Remember my name
I watch the torrential rain, earning its adjective, rolling off the roofs, pushed by some serious wind, and I think of you.
I’m standing on the front porch of my daughter’s house in Austin, Texas, but I bond with you, my Pacific Northwest family with our mutual wet weather.
I feel your pain, worry about your roads, wonder how you’re making it through the end of a very wet September and more of the same on the way. I feel your pain, and hold you in my heart.
This is oxytocin, the nonapeptide produced by my pituitary, a neuromodulator that’s apparently in abundance here in central Texas, at least in this household.
Or so my daughter tells me, having done her research. “You’re becoming a grandpa,” she tells me, and she would know.
By the time you read this, I’m probably back among you, getting accustomed again to 50 degrees instead of 90. It’s a short trip, timed by luck and convenience to place me here shortly before my grandson arrived.
I’m the family representative from the home office, here to lend what support I can on this momentous occasion, and as I watch my son-in-law bring my daughter food every three or four minutes, as she rests her hand on that swelling belly and raises her eyebrows at another mild contraction, I try to resist the urge to hug somebody.
Any random Texan will do at this moment. It’s just biology. I’m becoming a grandpa. It’s sort of like turning into the Hulk, although mostly I just bake.
I can’t help thinking about this new role, particularly now while we wait. It’s definitely going to be different, although lately I’ve been thinking of it more as Dad Plus, like adding a leaf to the dining room table.
Same function, slightly different situation. And it’s definitely time.
What struck me, though, and is on my mind mostly, has to do with this young life, and me. Imagining futures at this moment is fun but foolish, and I know from experience.
What genetic gifts stream from my side of the equation – we can only hope he has decent eyesight – are pretty meager compared to all the other variables he’ll encounter, starting from the most important ones, his parents.
Barring some move I don’t see in the immediate future, his relationship with me will be a little distant, hopefully a few times a year in person, and then maybe as a familiar face on the iPad or monitor, waving from the Pacific Northwest.
And here’s the throat-clutcher: He will be the last person to remember me.
With plenty of caveats: He could have siblings or cousins, sure.
All sorts of situations are possible, including me living until I’m in triple digits, but just making an educated guess, based on the moment?
He’s my biographer, my memory book, the conservator of my brief existence in this world, in this time. When he’s gone, for all intents and purposes so am I.
This is the way it’s supposed to be. Of course. Duh.
It’s compelling, though. I have no issues with being forgotten, just fascination.
This child has a good statistical chance of living into the next century, a moment when I will have been dead and dust, probably, at least 50 years.
He has an excellent chance of being the last person alive who touched me, talked with me, remembers how I moved and spoke in casual moments.

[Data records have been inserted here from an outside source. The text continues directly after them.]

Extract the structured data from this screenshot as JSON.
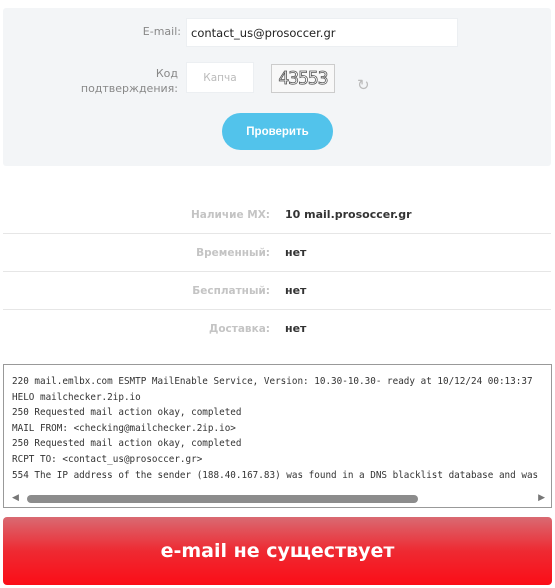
{
  "form": {
    "email_label": "E-mail:",
    "email_value": "contact_us@prosoccer.gr",
    "code_label_1": "Код",
    "code_label_2": "подтверждения:",
    "captcha_placeholder": "Капча",
    "captcha_text": "43553",
    "submit_label": "Проверить",
    "accent": "#52c3eb"
  },
  "results": [
    {
      "label": "Наличие MX:",
      "value": "10 mail.prosoccer.gr"
    },
    {
      "label": "Временный:",
      "value": "нет"
    },
    {
      "label": "Бесплатный:",
      "value": "нет"
    },
    {
      "label": "Доставка:",
      "value": "нет"
    }
  ],
  "log": {
    "lines": [
      "220 mail.emlbx.com ESMTP MailEnable Service, Version: 10.30-10.30- ready at 10/12/24 00:13:37",
      "HELO mailchecker.2ip.io",
      "250 Requested mail action okay, completed",
      "MAIL FROM: <checking@mailchecker.2ip.io>",
      "250 Requested mail action okay, completed",
      "RCPT TO: <contact_us@prosoccer.gr>",
      "554 The IP address of the sender (188.40.167.83) was found in a DNS blacklist database and was"
    ]
  },
  "status": {
    "text": "e-mail не существует",
    "color": "#ee2a32"
  }
}
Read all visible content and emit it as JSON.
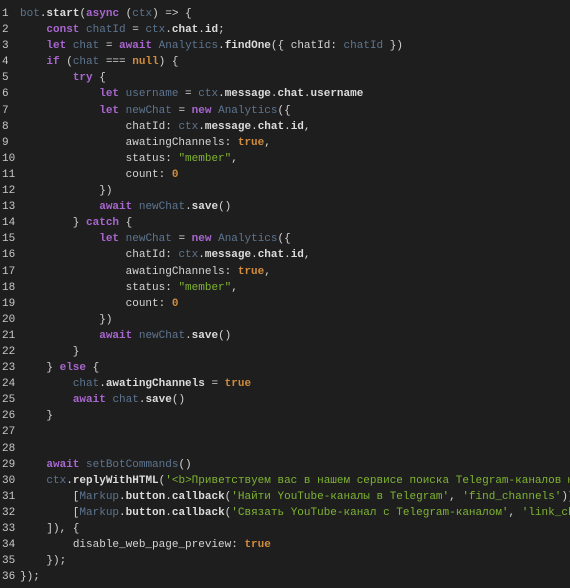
{
  "editor": {
    "colors": {
      "background": "#1e1e1e",
      "keyword": "#a866cf",
      "variable": "#5d7590",
      "property": "#d4d4d4",
      "string": "#7fb432",
      "literal": "#d08c3c"
    },
    "lines": [
      {
        "n": "1",
        "t": [
          [
            "v",
            "bot"
          ],
          [
            "p",
            "."
          ],
          [
            "f",
            "start"
          ],
          [
            "p",
            "("
          ],
          [
            "k",
            "async"
          ],
          [
            "p",
            " ("
          ],
          [
            "v",
            "ctx"
          ],
          [
            "p",
            ") => {"
          ]
        ]
      },
      {
        "n": "2",
        "t": [
          [
            "p",
            "    "
          ],
          [
            "k",
            "const"
          ],
          [
            "p",
            " "
          ],
          [
            "v",
            "chatId"
          ],
          [
            "p",
            " = "
          ],
          [
            "v",
            "ctx"
          ],
          [
            "p",
            "."
          ],
          [
            "f",
            "chat"
          ],
          [
            "p",
            "."
          ],
          [
            "f",
            "id"
          ],
          [
            "p",
            ";"
          ]
        ]
      },
      {
        "n": "3",
        "t": [
          [
            "p",
            "    "
          ],
          [
            "k",
            "let"
          ],
          [
            "p",
            " "
          ],
          [
            "v",
            "chat"
          ],
          [
            "p",
            " = "
          ],
          [
            "k",
            "await"
          ],
          [
            "p",
            " "
          ],
          [
            "v",
            "Analytics"
          ],
          [
            "p",
            "."
          ],
          [
            "f",
            "findOne"
          ],
          [
            "p",
            "({ "
          ],
          [
            "pr",
            "chatId"
          ],
          [
            "p",
            ": "
          ],
          [
            "v",
            "chatId"
          ],
          [
            "p",
            " })"
          ]
        ]
      },
      {
        "n": "4",
        "t": [
          [
            "p",
            "    "
          ],
          [
            "k",
            "if"
          ],
          [
            "p",
            " ("
          ],
          [
            "v",
            "chat"
          ],
          [
            "p",
            " === "
          ],
          [
            "l",
            "null"
          ],
          [
            "p",
            ") {"
          ]
        ]
      },
      {
        "n": "5",
        "t": [
          [
            "p",
            "        "
          ],
          [
            "k",
            "try"
          ],
          [
            "p",
            " {"
          ]
        ]
      },
      {
        "n": "6",
        "t": [
          [
            "p",
            "            "
          ],
          [
            "k",
            "let"
          ],
          [
            "p",
            " "
          ],
          [
            "v",
            "username"
          ],
          [
            "p",
            " = "
          ],
          [
            "v",
            "ctx"
          ],
          [
            "p",
            "."
          ],
          [
            "f",
            "message"
          ],
          [
            "p",
            "."
          ],
          [
            "f",
            "chat"
          ],
          [
            "p",
            "."
          ],
          [
            "f",
            "username"
          ]
        ]
      },
      {
        "n": "7",
        "t": [
          [
            "p",
            "            "
          ],
          [
            "k",
            "let"
          ],
          [
            "p",
            " "
          ],
          [
            "v",
            "newChat"
          ],
          [
            "p",
            " = "
          ],
          [
            "k",
            "new"
          ],
          [
            "p",
            " "
          ],
          [
            "v",
            "Analytics"
          ],
          [
            "p",
            "({"
          ]
        ]
      },
      {
        "n": "8",
        "t": [
          [
            "p",
            "                "
          ],
          [
            "pr",
            "chatId"
          ],
          [
            "p",
            ": "
          ],
          [
            "v",
            "ctx"
          ],
          [
            "p",
            "."
          ],
          [
            "f",
            "message"
          ],
          [
            "p",
            "."
          ],
          [
            "f",
            "chat"
          ],
          [
            "p",
            "."
          ],
          [
            "f",
            "id"
          ],
          [
            "p",
            ","
          ]
        ]
      },
      {
        "n": "9",
        "t": [
          [
            "p",
            "                "
          ],
          [
            "pr",
            "awatingChannels"
          ],
          [
            "p",
            ": "
          ],
          [
            "l",
            "true"
          ],
          [
            "p",
            ","
          ]
        ]
      },
      {
        "n": "10",
        "t": [
          [
            "p",
            "                "
          ],
          [
            "pr",
            "status"
          ],
          [
            "p",
            ": "
          ],
          [
            "s",
            "\"member\""
          ],
          [
            "p",
            ","
          ]
        ]
      },
      {
        "n": "11",
        "t": [
          [
            "p",
            "                "
          ],
          [
            "pr",
            "count"
          ],
          [
            "p",
            ": "
          ],
          [
            "l",
            "0"
          ]
        ]
      },
      {
        "n": "12",
        "t": [
          [
            "p",
            "            })"
          ]
        ]
      },
      {
        "n": "13",
        "t": [
          [
            "p",
            "            "
          ],
          [
            "k",
            "await"
          ],
          [
            "p",
            " "
          ],
          [
            "v",
            "newChat"
          ],
          [
            "p",
            "."
          ],
          [
            "f",
            "save"
          ],
          [
            "p",
            "()"
          ]
        ]
      },
      {
        "n": "14",
        "t": [
          [
            "p",
            "        } "
          ],
          [
            "k",
            "catch"
          ],
          [
            "p",
            " {"
          ]
        ]
      },
      {
        "n": "15",
        "t": [
          [
            "p",
            "            "
          ],
          [
            "k",
            "let"
          ],
          [
            "p",
            " "
          ],
          [
            "v",
            "newChat"
          ],
          [
            "p",
            " = "
          ],
          [
            "k",
            "new"
          ],
          [
            "p",
            " "
          ],
          [
            "v",
            "Analytics"
          ],
          [
            "p",
            "({"
          ]
        ]
      },
      {
        "n": "16",
        "t": [
          [
            "p",
            "                "
          ],
          [
            "pr",
            "chatId"
          ],
          [
            "p",
            ": "
          ],
          [
            "v",
            "ctx"
          ],
          [
            "p",
            "."
          ],
          [
            "f",
            "message"
          ],
          [
            "p",
            "."
          ],
          [
            "f",
            "chat"
          ],
          [
            "p",
            "."
          ],
          [
            "f",
            "id"
          ],
          [
            "p",
            ","
          ]
        ]
      },
      {
        "n": "17",
        "t": [
          [
            "p",
            "                "
          ],
          [
            "pr",
            "awatingChannels"
          ],
          [
            "p",
            ": "
          ],
          [
            "l",
            "true"
          ],
          [
            "p",
            ","
          ]
        ]
      },
      {
        "n": "18",
        "t": [
          [
            "p",
            "                "
          ],
          [
            "pr",
            "status"
          ],
          [
            "p",
            ": "
          ],
          [
            "s",
            "\"member\""
          ],
          [
            "p",
            ","
          ]
        ]
      },
      {
        "n": "19",
        "t": [
          [
            "p",
            "                "
          ],
          [
            "pr",
            "count"
          ],
          [
            "p",
            ": "
          ],
          [
            "l",
            "0"
          ]
        ]
      },
      {
        "n": "20",
        "t": [
          [
            "p",
            "            })"
          ]
        ]
      },
      {
        "n": "21",
        "t": [
          [
            "p",
            "            "
          ],
          [
            "k",
            "await"
          ],
          [
            "p",
            " "
          ],
          [
            "v",
            "newChat"
          ],
          [
            "p",
            "."
          ],
          [
            "f",
            "save"
          ],
          [
            "p",
            "()"
          ]
        ]
      },
      {
        "n": "22",
        "t": [
          [
            "p",
            "        }"
          ]
        ]
      },
      {
        "n": "23",
        "t": [
          [
            "p",
            "    } "
          ],
          [
            "k",
            "else"
          ],
          [
            "p",
            " {"
          ]
        ]
      },
      {
        "n": "24",
        "t": [
          [
            "p",
            "        "
          ],
          [
            "v",
            "chat"
          ],
          [
            "p",
            "."
          ],
          [
            "f",
            "awatingChannels"
          ],
          [
            "p",
            " = "
          ],
          [
            "l",
            "true"
          ]
        ]
      },
      {
        "n": "25",
        "t": [
          [
            "p",
            "        "
          ],
          [
            "k",
            "await"
          ],
          [
            "p",
            " "
          ],
          [
            "v",
            "chat"
          ],
          [
            "p",
            "."
          ],
          [
            "f",
            "save"
          ],
          [
            "p",
            "()"
          ]
        ]
      },
      {
        "n": "26",
        "t": [
          [
            "p",
            "    }"
          ]
        ]
      },
      {
        "n": "27",
        "t": []
      },
      {
        "n": "28",
        "t": []
      },
      {
        "n": "29",
        "t": [
          [
            "p",
            "    "
          ],
          [
            "k",
            "await"
          ],
          [
            "p",
            " "
          ],
          [
            "v",
            "setBotCommands"
          ],
          [
            "p",
            "()"
          ]
        ]
      },
      {
        "n": "30",
        "t": [
          [
            "p",
            "    "
          ],
          [
            "v",
            "ctx"
          ],
          [
            "p",
            "."
          ],
          [
            "f",
            "replyWithHTML"
          ],
          [
            "p",
            "("
          ],
          [
            "s",
            "'<b>Приветствуем вас в нашем сервисе поиска Telegram-каналов ютуб"
          ]
        ]
      },
      {
        "n": "31",
        "t": [
          [
            "p",
            "        ["
          ],
          [
            "v",
            "Markup"
          ],
          [
            "p",
            "."
          ],
          [
            "f",
            "button"
          ],
          [
            "p",
            "."
          ],
          [
            "f",
            "callback"
          ],
          [
            "p",
            "("
          ],
          [
            "s",
            "'Найти YouTube-каналы в Telegram'"
          ],
          [
            "p",
            ", "
          ],
          [
            "s",
            "'find_channels'"
          ],
          [
            "p",
            ")],"
          ]
        ]
      },
      {
        "n": "32",
        "t": [
          [
            "p",
            "        ["
          ],
          [
            "v",
            "Markup"
          ],
          [
            "p",
            "."
          ],
          [
            "f",
            "button"
          ],
          [
            "p",
            "."
          ],
          [
            "f",
            "callback"
          ],
          [
            "p",
            "("
          ],
          [
            "s",
            "'Связать YouTube-канал с Telegram-каналом'"
          ],
          [
            "p",
            ", "
          ],
          [
            "s",
            "'link_chann"
          ]
        ]
      },
      {
        "n": "33",
        "t": [
          [
            "p",
            "    ]), {"
          ]
        ]
      },
      {
        "n": "34",
        "t": [
          [
            "p",
            "        "
          ],
          [
            "pr",
            "disable_web_page_preview"
          ],
          [
            "p",
            ": "
          ],
          [
            "l",
            "true"
          ]
        ]
      },
      {
        "n": "35",
        "t": [
          [
            "p",
            "    });"
          ]
        ]
      },
      {
        "n": "36",
        "t": [
          [
            "p",
            "});"
          ]
        ]
      }
    ]
  }
}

And even if I have a slew of grandchildren while I still stay unshuffled off the coil, I suspect he’ll be the one. The one who remembers, and the last one, and then I’m done.
This cheers me today, even though we’re actually talking about The End Of Me. Enough me, I say (some readers say too).
I’ve written millions of public words, mostly about the trivial details of my trivial life, a very contemporary expression, and that will probably never vanish.
My descendants, if they want, will have a lot of material to work with if imagining another time and another man is on their minds. You’re welcome, kids. Have at it.
But that isn’t legacy, and never has been for humans. Around my house somewhere, in a box, are notes and letters from my grandparents. If I were to dig around, they’d be mildly interesting, and mostly just to remind me.
I remember our conversations, though. I remember their stories. I remember the ways they held a coffee cup, passed a plate, cooked breakfast.
I remember their quirks, their faults, their habits, and their paths as they and I aged in our different times and stages.
I remember how these older adults, unaware of oxytocin and other overdoses of Internet information, showered their grandchildren with love and affection. And I remember how each and every one of them laughed. I’m remembering that right now.
As I said, it cheers me, this idea of my not-yet grandson on the other side of a whole bunch of calendar pages. He’s ancient in a world always obsessed with youth, and he’s tied by time to another existence.
He could tell you about this, about his childhood in the 2020s and reaching adulthood in the 30s, his successes and failures mid-century, his memories of events and politics and people, and with luck he can tell you about his grandfather.
“I remember his laugh,” he says, and, my God, that makes me smile today.